Tuesday, January 13, 2015

It's Raining, But the Radar is Clear. Why?

Saturday afternoon before taking a pre-game run, I took a look at the radar--no echoes over Seattle.

But hitting the trail, it was obviously raining lightly and my sweatshirt got quite wet.

Here is a photo at the time I left, around 2:15 PM, you see the drops on the tree?


Now here is the radar.  No rain over north Seattle where I live.


How could this happen?

And during the big Seahawks game it was clearly drizzling or raining lightly, but the radar showed nothing.

So is something wrong with the weather radar?   The answer is no...  The origin of this discrepancy lies in the type of precipitation and the limitations of weather radar.

On Saturday the precipitation was light rain and drizzle, and these small droplets were descending out of shallow clouds.  The vertical sounding at Quillayute suggested the low-level moist layer was only about 5000 ft thick (the layer where temperature and dew point were the same up to about 850 hPa):

This shallow layer produces small droplets and small droplets are hard to see in normal weather radar.  Also the intensity was light, again providing fewer droplets and thus less of a target.  The droplets got bigger as they descended from the cloud towards the ground.

But even more important is the height of the radar beam.  The closest radar to Seattle is the one at Camano Island, about 70 km (45 miles) away.   As a radar beam leaves the antenna, it rises above the earth surface.  Thus, the farther away from the radar, the higher the beam becomes (see figure).
The lowest radar beam from the Camano Island radar scans at .5 degrees above the horizon (dark blue color aloft).   The beam both rises and expands as it travels away from the radar.  As shown by the figure, by the time the bean gets 45 miles away (over Seattle) the lower part of the beam is at least 2000 feet above the surface, with the center of the beam between 3000 and 4000 ft above the surface.
Thus, the radar beam would miss the lower (and larger) raindrops, the ones that would have better chance of reflecting the radar beam back to the receiver.

Thus, it is not surprising that the radar missed the low-level drizzle that damped the surface.

So why does normal rain show well in weather radar?  Because the clouds and precipitation extend far higher and the drops are larger.

9 comments:

Unknown said...

Cliff,

I am a distressed skier wondering where our all our POW has gone.
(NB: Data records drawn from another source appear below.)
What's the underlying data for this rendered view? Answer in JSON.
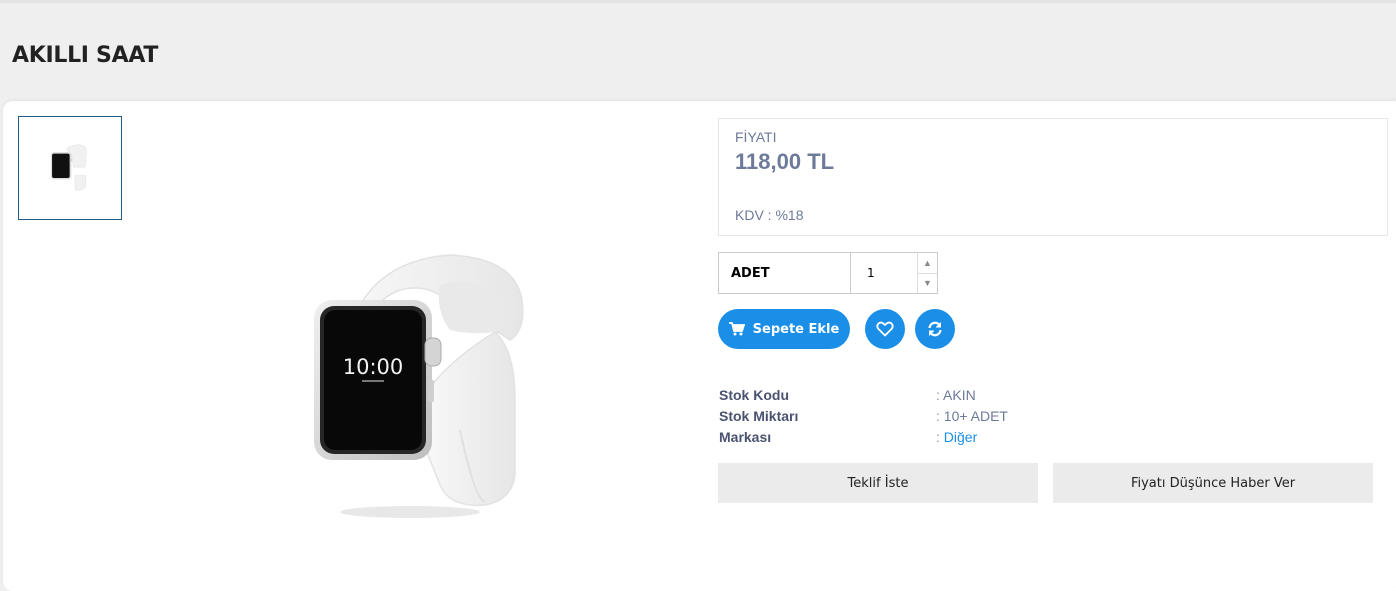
{
  "page": {
    "title": "AKILLI SAAT"
  },
  "gallery": {
    "thumb_icon": "smartwatch-thumbnail",
    "main_icon": "smartwatch-image",
    "watch_time": "10:00"
  },
  "price": {
    "label": "FİYATI",
    "value": "118,00 TL",
    "tax_label": "KDV :",
    "tax_value": "%18"
  },
  "quantity": {
    "label": "ADET",
    "value": "1",
    "up_icon": "chevron-up-icon",
    "down_icon": "chevron-down-icon"
  },
  "actions": {
    "cart_label": "Sepete Ekle",
    "cart_icon": "cart-icon",
    "favorite_icon": "heart-icon",
    "compare_icon": "refresh-icon",
    "accent_color": "#1b8fe8"
  },
  "details": [
    {
      "key": "Stok Kodu",
      "sep": ":",
      "value": "AKIN"
    },
    {
      "key": "Stok Miktarı",
      "sep": ":",
      "value": "10+ ADET"
    },
    {
      "key": "Markası",
      "sep": ":",
      "value": "Diğer"
    }
  ],
  "buttons": {
    "offer_label": "Teklif İste",
    "notify_label": "Fiyatı Düşünce Haber Ver"
  }
}
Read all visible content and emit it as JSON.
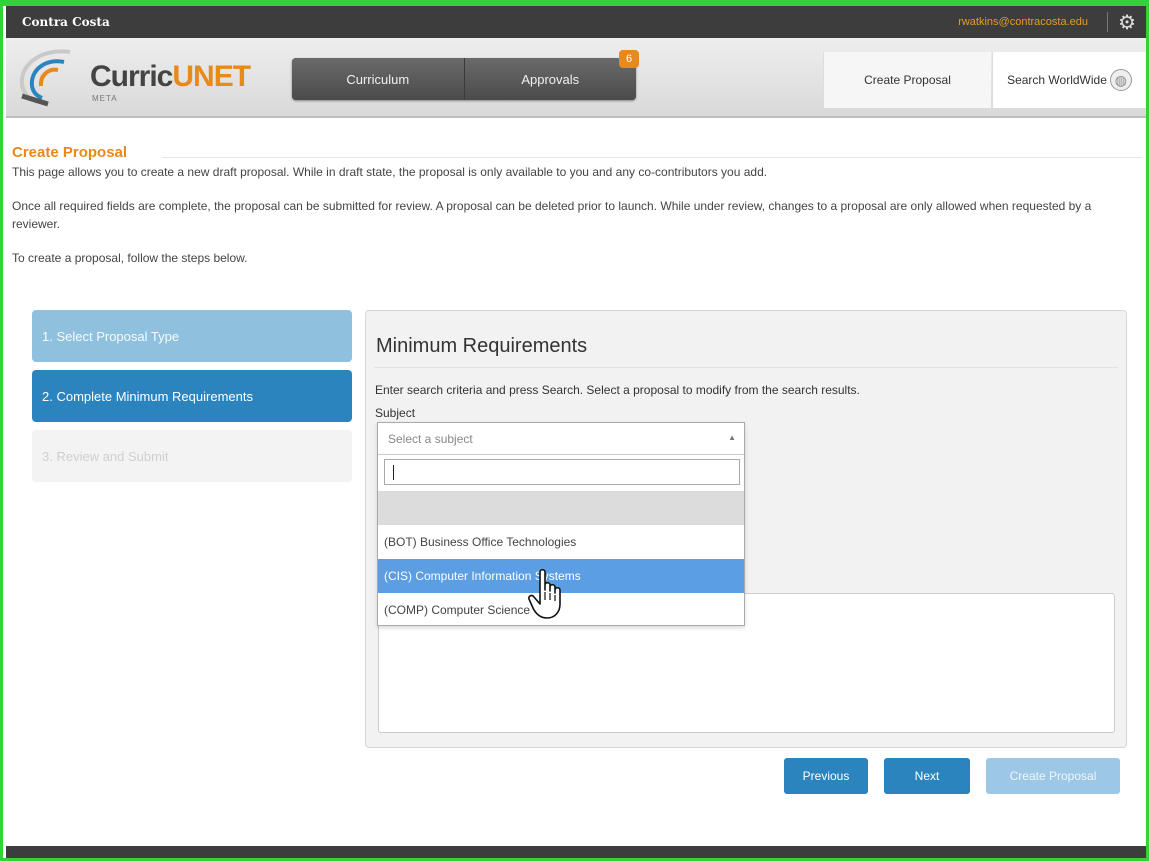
{
  "topbar": {
    "org": "Contra Costa",
    "email": "rwatkins@contracosta.edu",
    "settings_icon": "gear-icon"
  },
  "header": {
    "logo": {
      "part1": "Curric",
      "part2": "UNET",
      "sub": "META"
    },
    "nav": {
      "curriculum": "Curriculum",
      "approvals": "Approvals",
      "approvals_badge": "6"
    },
    "tabs": {
      "create_proposal": "Create Proposal",
      "search_worldwide": "Search WorldWide"
    },
    "colors": {
      "accent": "#e8891b",
      "bar": "#3d3d3d"
    }
  },
  "page": {
    "title": "Create Proposal",
    "intro1": "This page allows you to create a new draft proposal. While in draft state, the proposal is only available to you and any co-contributors you add.",
    "intro2": "Once all required fields are complete, the proposal can be submitted for review. A proposal can be deleted prior to launch. While under review, changes to a proposal are only allowed when requested by a reviewer.",
    "intro3": "To create a proposal, follow the steps below."
  },
  "steps": [
    {
      "label": "1. Select Proposal Type"
    },
    {
      "label": "2. Complete Minimum Requirements"
    },
    {
      "label": "3. Review and Submit"
    }
  ],
  "panel": {
    "title": "Minimum Requirements",
    "description": "Enter search criteria and press Search. Select a proposal to modify from the search results.",
    "subject_label": "Subject",
    "subject_placeholder": "Select a subject",
    "search_value": "",
    "options": [
      "",
      "(BOT) Business Office Technologies",
      "(CIS) Computer Information Systems",
      "(COMP) Computer Science"
    ],
    "highlighted_option": "(CIS) Computer Information Systems"
  },
  "buttons": {
    "previous": "Previous",
    "next": "Next",
    "create": "Create Proposal"
  }
}
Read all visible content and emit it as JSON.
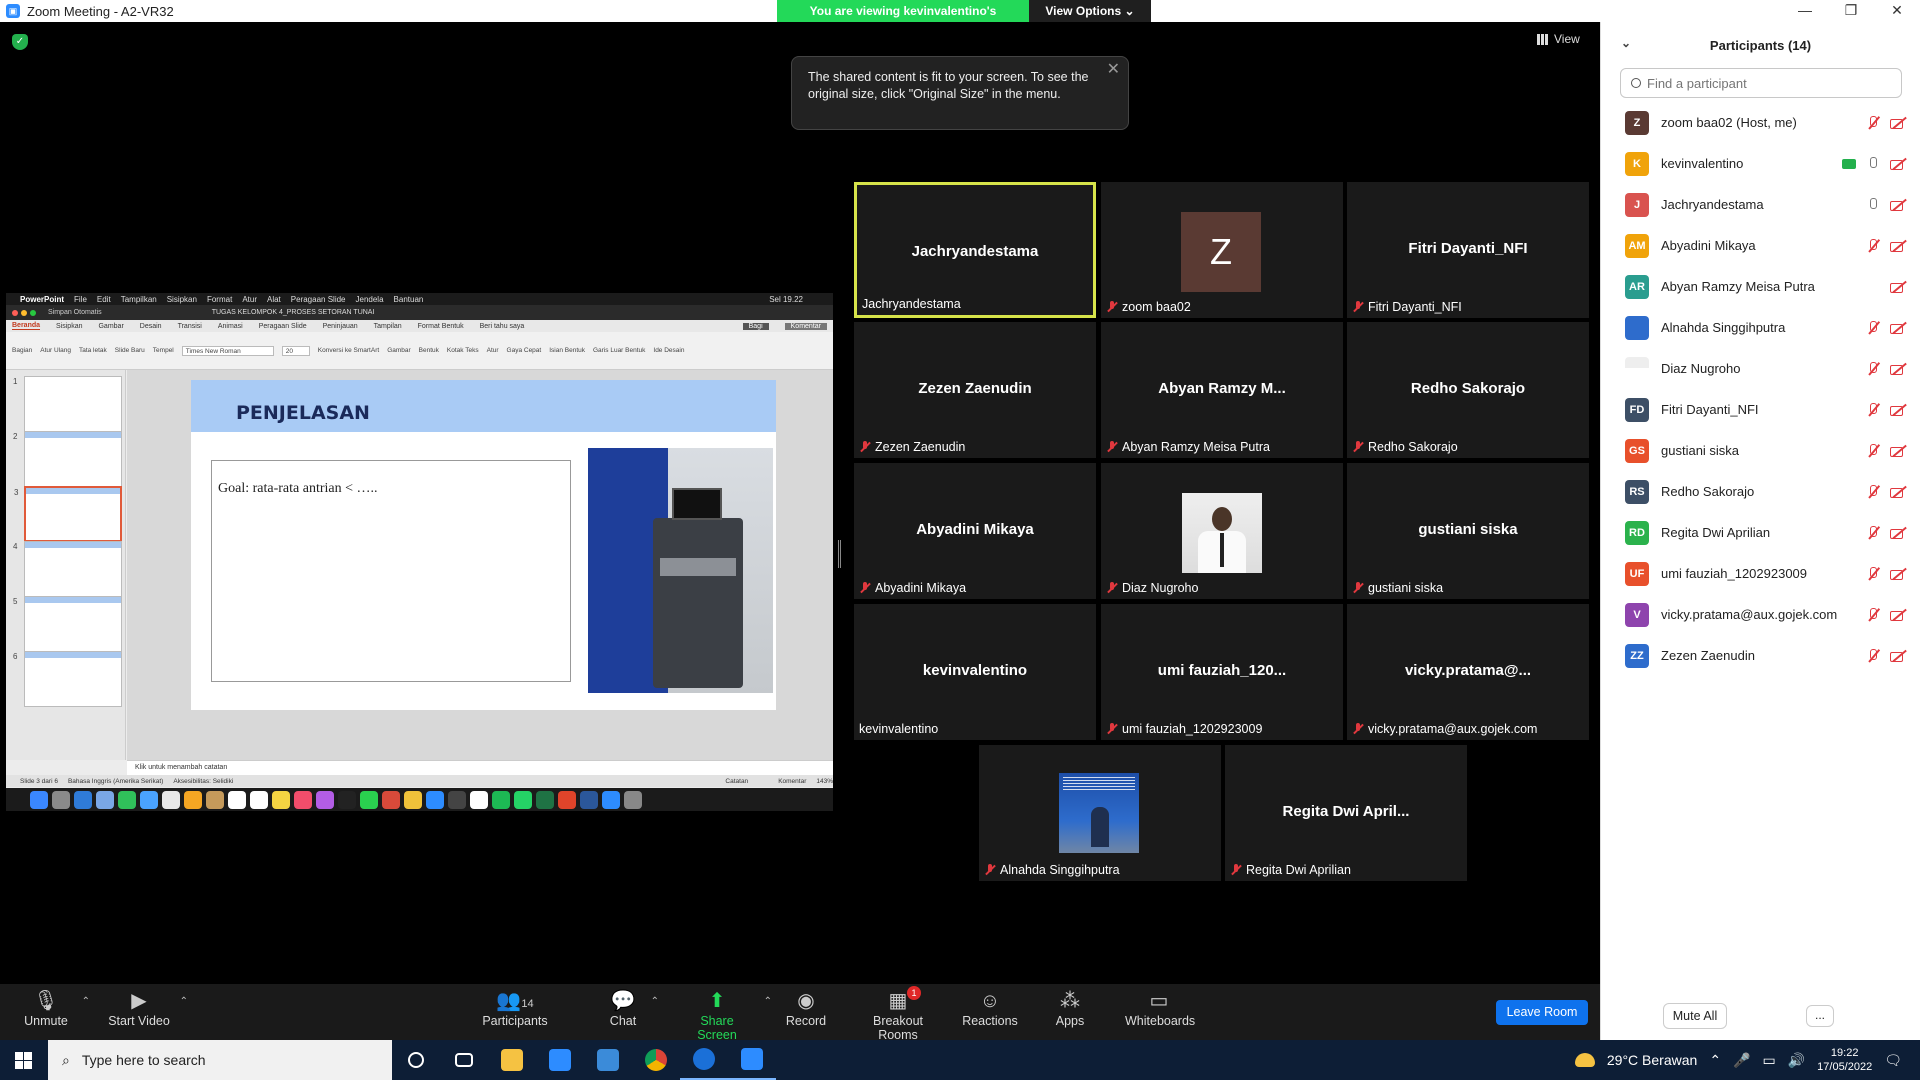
{
  "window": {
    "title": "Zoom Meeting - A2-VR32",
    "banner_text": "You are viewing kevinvalentino's screen",
    "view_options_label": "View Options",
    "view_label": "View"
  },
  "tooltip": {
    "text": "The shared content is fit to your screen. To see the original size, click \"Original Size\" in the menu."
  },
  "shared_screen": {
    "menubar": [
      "PowerPoint",
      "File",
      "Edit",
      "Tampilkan",
      "Sisipkan",
      "Format",
      "Atur",
      "Alat",
      "Peragaan Slide",
      "Jendela",
      "Bantuan"
    ],
    "menubar_time": "Sel 19.22",
    "autosave": "Simpan Otomatis",
    "filename": "TUGAS KELOMPOK 4_PROSES SETORAN TUNAI",
    "tabs": [
      "Beranda",
      "Sisipkan",
      "Gambar",
      "Desain",
      "Transisi",
      "Animasi",
      "Peragaan Slide",
      "Peninjauan",
      "Tampilan",
      "Format Bentuk",
      "Beri tahu saya"
    ],
    "share_btn": "Bagi",
    "comment_btn": "Komentar",
    "font_name": "Times New Roman",
    "font_size": "20",
    "ribbon_items": [
      "Tempel",
      "Slide Baru",
      "Tata letak",
      "Atur Ulang",
      "Bagian",
      "Konversi ke SmartArt",
      "Gambar",
      "Bentuk",
      "Kotak Teks",
      "Atur",
      "Gaya Cepat",
      "Isian Bentuk",
      "Garis Luar Bentuk",
      "Ide Desain"
    ],
    "thumbnails": [
      "1",
      "2",
      "3",
      "4",
      "5",
      "6"
    ],
    "slide_title": "PENJELASAN",
    "slide_text": "Goal: rata-rata antrian < …..",
    "notes_placeholder": "Klik untuk menambah catatan",
    "status_slide": "Slide 3 dari 6",
    "status_lang": "Bahasa Inggris (Amerika Serikat)",
    "status_access": "Aksesibilitas: Selidiki",
    "status_notes": "Catatan",
    "status_comments": "Komentar",
    "zoom_level": "143%"
  },
  "tiles": [
    {
      "center": "Jachryandestama",
      "label": "Jachryandestama",
      "muted": false,
      "active": true
    },
    {
      "center": "",
      "label": "zoom baa02",
      "muted": true,
      "avatar": "Z"
    },
    {
      "center": "Fitri Dayanti_NFI",
      "label": "Fitri Dayanti_NFI",
      "muted": true
    },
    {
      "center": "Zezen Zaenudin",
      "label": "Zezen Zaenudin",
      "muted": true
    },
    {
      "center": "Abyan Ramzy M...",
      "label": "Abyan Ramzy Meisa Putra",
      "muted": true
    },
    {
      "center": "Redho Sakorajo",
      "label": "Redho Sakorajo",
      "muted": true
    },
    {
      "center": "Abyadini Mikaya",
      "label": "Abyadini Mikaya",
      "muted": true
    },
    {
      "center": "",
      "label": "Diaz Nugroho",
      "muted": true
    },
    {
      "center": "gustiani siska",
      "label": "gustiani siska",
      "muted": true
    },
    {
      "center": "kevinvalentino",
      "label": "kevinvalentino",
      "muted": false
    },
    {
      "center": "umi  fauziah_120...",
      "label": "umi fauziah_1202923009",
      "muted": true
    },
    {
      "center": "vicky.pratama@...",
      "label": "vicky.pratama@aux.gojek.com",
      "muted": true
    },
    {
      "center": "",
      "label": "Alnahda Singgihputra",
      "muted": true
    },
    {
      "center": "Regita Dwi April...",
      "label": "Regita Dwi Aprilian",
      "muted": true
    }
  ],
  "participants": {
    "title": "Participants (14)",
    "search_placeholder": "Find a participant",
    "list": [
      {
        "initials": "Z",
        "name": "zoom baa02 (Host, me)",
        "color": "#5a3a33"
      },
      {
        "initials": "K",
        "name": "kevinvalentino",
        "color": "#f0a30a"
      },
      {
        "initials": "J",
        "name": "Jachryandestama",
        "color": "#d9534f"
      },
      {
        "initials": "AM",
        "name": "Abyadini Mikaya",
        "color": "#f0a30a"
      },
      {
        "initials": "AR",
        "name": "Abyan Ramzy Meisa Putra",
        "color": "#2a9d8f"
      },
      {
        "initials": "",
        "name": "Alnahda Singgihputra",
        "color": "#2e6ccc"
      },
      {
        "initials": "",
        "name": "Diaz Nugroho",
        "color": "#eeeeee"
      },
      {
        "initials": "FD",
        "name": "Fitri Dayanti_NFI",
        "color": "#3d4f66"
      },
      {
        "initials": "GS",
        "name": "gustiani siska",
        "color": "#e8502b"
      },
      {
        "initials": "RS",
        "name": "Redho Sakorajo",
        "color": "#3d4f66"
      },
      {
        "initials": "RD",
        "name": "Regita Dwi Aprilian",
        "color": "#2bb24c"
      },
      {
        "initials": "UF",
        "name": "umi fauziah_1202923009",
        "color": "#e8502b"
      },
      {
        "initials": "V",
        "name": "vicky.pratama@aux.gojek.com",
        "color": "#8e44ad"
      },
      {
        "initials": "ZZ",
        "name": "Zezen Zaenudin",
        "color": "#2e6ccc"
      }
    ],
    "mute_all": "Mute All",
    "more": "..."
  },
  "toolbar": {
    "unmute": "Unmute",
    "start_video": "Start Video",
    "participants": "Participants",
    "participants_count": "14",
    "chat": "Chat",
    "share_screen": "Share Screen",
    "record": "Record",
    "breakout": "Breakout Rooms",
    "breakout_badge": "1",
    "reactions": "Reactions",
    "apps": "Apps",
    "whiteboards": "Whiteboards",
    "leave": "Leave Room"
  },
  "taskbar": {
    "search_placeholder": "Type here to search",
    "weather": "29°C  Berawan",
    "time": "19:22",
    "date": "17/05/2022"
  }
}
I've been tracking the Pacific Decadal Oscillation index for some time and noticed it's at +2.51 for December 2014. Quite high compared to the last 15 years or so. I also remember the 98-99 season where the index switched from a strong positive phase to strong negative phase, bringing RECORD DUMPS to the Washington Cascades. Of course, that also corresponded with a La Nina, the Queen Bee of POW gods. The ensuing years have been quite good for skiing staying mostly in the cool phase of the PDO, aside from a few El Nino's thrown it to cramp our POW-slaying style. Now, with wave after wave of tropical moisture streaming north, I am wondering if the PDO may be the cause ... ?

I am curious on your thoughts on the roles the PDO and ENSO play in mountain snow pack here in the Pac NW. Has topic already been covered? If so, can you point me to the location? If not, future blog topic?

Thank you for all your weather insight. Much appreciated!

Scott

Pete said...

Yes, what he said! Distressed pow lovers want to know... is there any hope?

Bruce Nourish said...

"by the time the bean gets 45 miles away"

*beam

Adam H. said...

So basically radar is useless in the Pacific Northwest?

Jeffrey Jacka said...

Distressed is putting it lightly.

Paul Nickelson said...

Hmmmmm..... wondering what aircraft weather radars might have shown on that day.

Elbegewa said...

Re radar: what about the inverse: A number of times it's been perfectly sunny but the radar on weatherunderground shows it to be raining.

And re snw! yEAH! aNY HOPE THIS YEAR?

Unknown said...

Hey Cliff!
We are wondering what other factors may be influencing our boring and no snow in the mountains weather.
Is the Pacific still warmer than usual in the Gulf of Alaska or off the coast as it was earlier this fall?
What role (if any) is a Rex Block or Omega Block playing in the unusual Jet Stream path?
And, most importantly, is there hope for more snow for our poor ski school kids at Snoqualmie later this month?
Thanks bunches! Jay

Neil Chasan, PT, MMT said...

Why is Obama making it warm in the PNW? LOL